The answer should be each line from the entries below that has the word "this" in it.

Extracted records:
--*--
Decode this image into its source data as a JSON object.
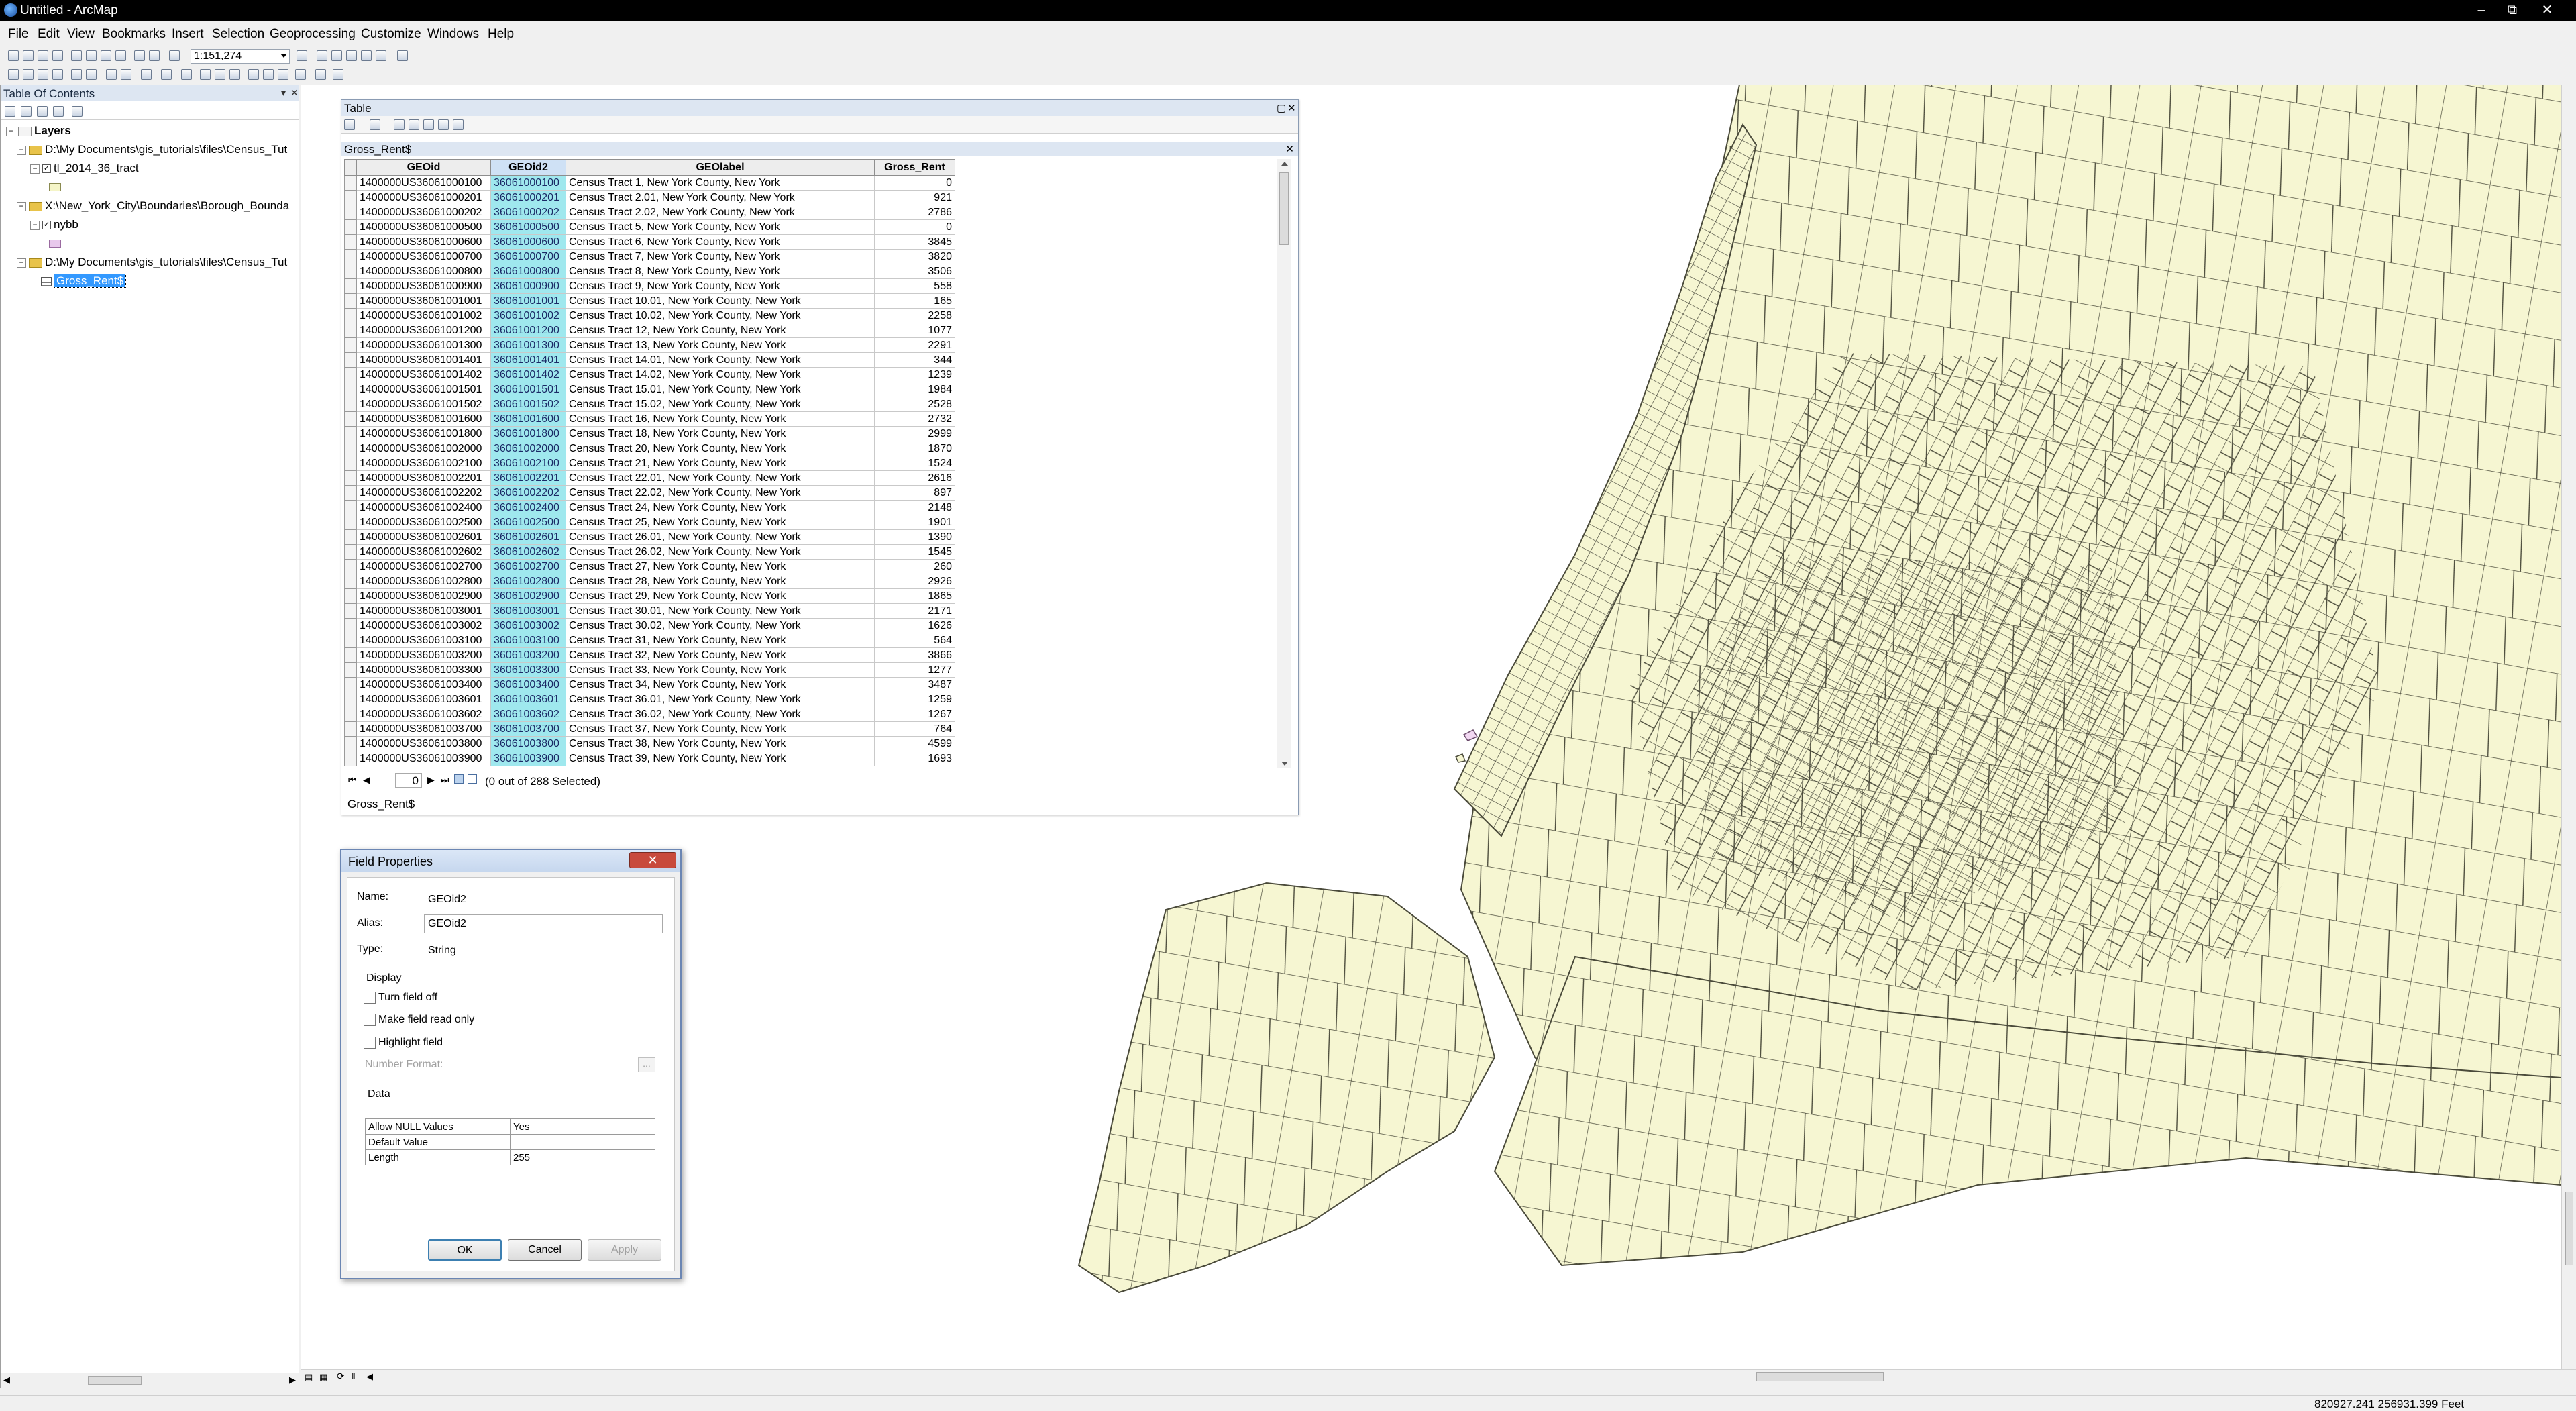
{
  "window": {
    "title": "Untitled - ArcMap",
    "controls": [
      "–",
      "⧉",
      "✕"
    ]
  },
  "menu": [
    "File",
    "Edit",
    "View",
    "Bookmarks",
    "Insert",
    "Selection",
    "Geoprocessing",
    "Customize",
    "Windows",
    "Help"
  ],
  "toolbar": {
    "scale": "1:151,274"
  },
  "toc": {
    "title": "Table Of Contents",
    "root": "Layers",
    "groups": [
      {
        "path": "D:\\My Documents\\gis_tutorials\\files\\Census_Tut",
        "layer": "tl_2014_36_tract",
        "swatch_color": "#f5f5c8"
      },
      {
        "path": "X:\\New_York_City\\Boundaries\\Borough_Bounda",
        "layer": "nybb",
        "swatch_color": "#e8c8ec"
      },
      {
        "path": "D:\\My Documents\\gis_tutorials\\files\\Census_Tut",
        "layer": "Gross_Rent$"
      }
    ]
  },
  "table_window": {
    "title": "Table",
    "tab_title": "Gross_Rent$",
    "columns": [
      "GEOid",
      "GEOid2",
      "GEOlabel",
      "Gross_Rent"
    ],
    "rows": [
      [
        "1400000US36061000100",
        "36061000100",
        "Census Tract 1, New York County, New York",
        "0"
      ],
      [
        "1400000US36061000201",
        "36061000201",
        "Census Tract 2.01, New York County, New York",
        "921"
      ],
      [
        "1400000US36061000202",
        "36061000202",
        "Census Tract 2.02, New York County, New York",
        "2786"
      ],
      [
        "1400000US36061000500",
        "36061000500",
        "Census Tract 5, New York County, New York",
        "0"
      ],
      [
        "1400000US36061000600",
        "36061000600",
        "Census Tract 6, New York County, New York",
        "3845"
      ],
      [
        "1400000US36061000700",
        "36061000700",
        "Census Tract 7, New York County, New York",
        "3820"
      ],
      [
        "1400000US36061000800",
        "36061000800",
        "Census Tract 8, New York County, New York",
        "3506"
      ],
      [
        "1400000US36061000900",
        "36061000900",
        "Census Tract 9, New York County, New York",
        "558"
      ],
      [
        "1400000US36061001001",
        "36061001001",
        "Census Tract 10.01, New York County, New York",
        "165"
      ],
      [
        "1400000US36061001002",
        "36061001002",
        "Census Tract 10.02, New York County, New York",
        "2258"
      ],
      [
        "1400000US36061001200",
        "36061001200",
        "Census Tract 12, New York County, New York",
        "1077"
      ],
      [
        "1400000US36061001300",
        "36061001300",
        "Census Tract 13, New York County, New York",
        "2291"
      ],
      [
        "1400000US36061001401",
        "36061001401",
        "Census Tract 14.01, New York County, New York",
        "344"
      ],
      [
        "1400000US36061001402",
        "36061001402",
        "Census Tract 14.02, New York County, New York",
        "1239"
      ],
      [
        "1400000US36061001501",
        "36061001501",
        "Census Tract 15.01, New York County, New York",
        "1984"
      ],
      [
        "1400000US36061001502",
        "36061001502",
        "Census Tract 15.02, New York County, New York",
        "2528"
      ],
      [
        "1400000US36061001600",
        "36061001600",
        "Census Tract 16, New York County, New York",
        "2732"
      ],
      [
        "1400000US36061001800",
        "36061001800",
        "Census Tract 18, New York County, New York",
        "2999"
      ],
      [
        "1400000US36061002000",
        "36061002000",
        "Census Tract 20, New York County, New York",
        "1870"
      ],
      [
        "1400000US36061002100",
        "36061002100",
        "Census Tract 21, New York County, New York",
        "1524"
      ],
      [
        "1400000US36061002201",
        "36061002201",
        "Census Tract 22.01, New York County, New York",
        "2616"
      ],
      [
        "1400000US36061002202",
        "36061002202",
        "Census Tract 22.02, New York County, New York",
        "897"
      ],
      [
        "1400000US36061002400",
        "36061002400",
        "Census Tract 24, New York County, New York",
        "2148"
      ],
      [
        "1400000US36061002500",
        "36061002500",
        "Census Tract 25, New York County, New York",
        "1901"
      ],
      [
        "1400000US36061002601",
        "36061002601",
        "Census Tract 26.01, New York County, New York",
        "1390"
      ],
      [
        "1400000US36061002602",
        "36061002602",
        "Census Tract 26.02, New York County, New York",
        "1545"
      ],
      [
        "1400000US36061002700",
        "36061002700",
        "Census Tract 27, New York County, New York",
        "260"
      ],
      [
        "1400000US36061002800",
        "36061002800",
        "Census Tract 28, New York County, New York",
        "2926"
      ],
      [
        "1400000US36061002900",
        "36061002900",
        "Census Tract 29, New York County, New York",
        "1865"
      ],
      [
        "1400000US36061003001",
        "36061003001",
        "Census Tract 30.01, New York County, New York",
        "2171"
      ],
      [
        "1400000US36061003002",
        "36061003002",
        "Census Tract 30.02, New York County, New York",
        "1626"
      ],
      [
        "1400000US36061003100",
        "36061003100",
        "Census Tract 31, New York County, New York",
        "564"
      ],
      [
        "1400000US36061003200",
        "36061003200",
        "Census Tract 32, New York County, New York",
        "3866"
      ],
      [
        "1400000US36061003300",
        "36061003300",
        "Census Tract 33, New York County, New York",
        "1277"
      ],
      [
        "1400000US36061003400",
        "36061003400",
        "Census Tract 34, New York County, New York",
        "3487"
      ],
      [
        "1400000US36061003601",
        "36061003601",
        "Census Tract 36.01, New York County, New York",
        "1259"
      ],
      [
        "1400000US36061003602",
        "36061003602",
        "Census Tract 36.02, New York County, New York",
        "1267"
      ],
      [
        "1400000US36061003700",
        "36061003700",
        "Census Tract 37, New York County, New York",
        "764"
      ],
      [
        "1400000US36061003800",
        "36061003800",
        "Census Tract 38, New York County, New York",
        "4599"
      ],
      [
        "1400000US36061003900",
        "36061003900",
        "Census Tract 39, New York County, New York",
        "1693"
      ]
    ],
    "record": "0",
    "selection_status": "(0 out of 288 Selected)",
    "bottom_tab": "Gross_Rent$"
  },
  "field_dialog": {
    "title": "Field Properties",
    "name_label": "Name:",
    "name_value": "GEOid2",
    "alias_label": "Alias:",
    "alias_value": "GEOid2",
    "type_label": "Type:",
    "type_value": "String",
    "display_heading": "Display",
    "turn_off": "Turn field off",
    "read_only": "Make field read only",
    "highlight": "Highlight field",
    "number_format": "Number Format:",
    "ellipsis": "...",
    "data_heading": "Data",
    "properties": [
      [
        "Allow NULL Values",
        "Yes"
      ],
      [
        "Default Value",
        ""
      ],
      [
        "Length",
        "255"
      ]
    ],
    "ok": "OK",
    "cancel": "Cancel",
    "apply": "Apply"
  },
  "status": {
    "coords": "820927.241  256931.399 Feet"
  },
  "colors": {
    "map_fill": "#f6f6d2",
    "highlight": "#9fe8ee",
    "selection": "#3399ff"
  }
}
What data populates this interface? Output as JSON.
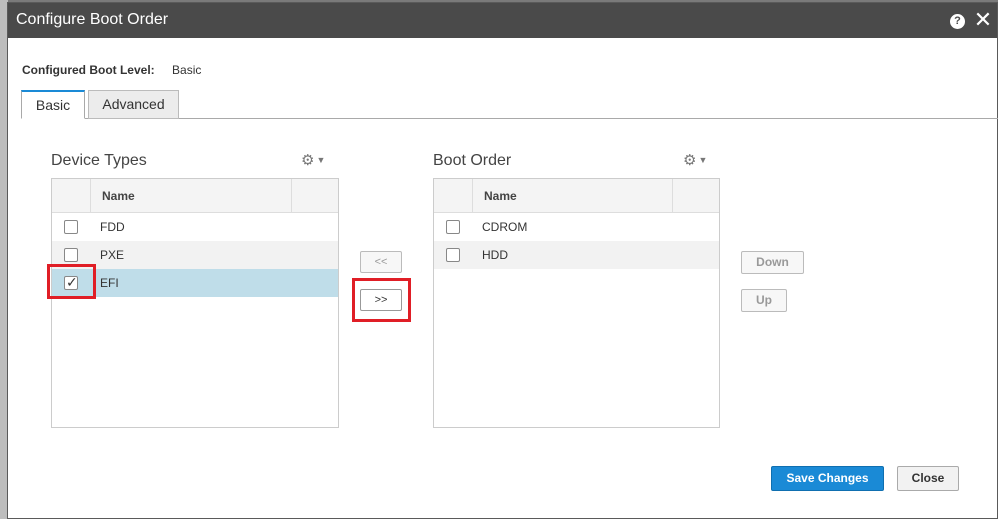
{
  "dialog": {
    "title": "Configure Boot Order"
  },
  "boot_level": {
    "label": "Configured Boot Level:",
    "value": "Basic"
  },
  "tabs": [
    {
      "label": "Basic",
      "active": true
    },
    {
      "label": "Advanced",
      "active": false
    }
  ],
  "device_types": {
    "title": "Device Types",
    "column": "Name",
    "rows": [
      {
        "label": "FDD",
        "checked": false
      },
      {
        "label": "PXE",
        "checked": false
      },
      {
        "label": "EFI",
        "checked": true
      }
    ]
  },
  "boot_order": {
    "title": "Boot Order",
    "column": "Name",
    "rows": [
      {
        "label": "CDROM",
        "checked": false
      },
      {
        "label": "HDD",
        "checked": false
      }
    ]
  },
  "move": {
    "left_label": "<<",
    "right_label": ">>"
  },
  "order_buttons": {
    "down_label": "Down",
    "up_label": "Up"
  },
  "footer": {
    "save_label": "Save Changes",
    "close_label": "Close"
  },
  "colors": {
    "primary": "#1a8ad6",
    "highlight": "#e01e26",
    "selected_row": "#bfdde9"
  },
  "icons": {
    "help": "help-icon",
    "close": "close-icon",
    "settings": "gear-icon"
  }
}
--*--
#### Exercise solution
Decode this image into its source data as a JSON object.
What data populates this interface? Output as JSON.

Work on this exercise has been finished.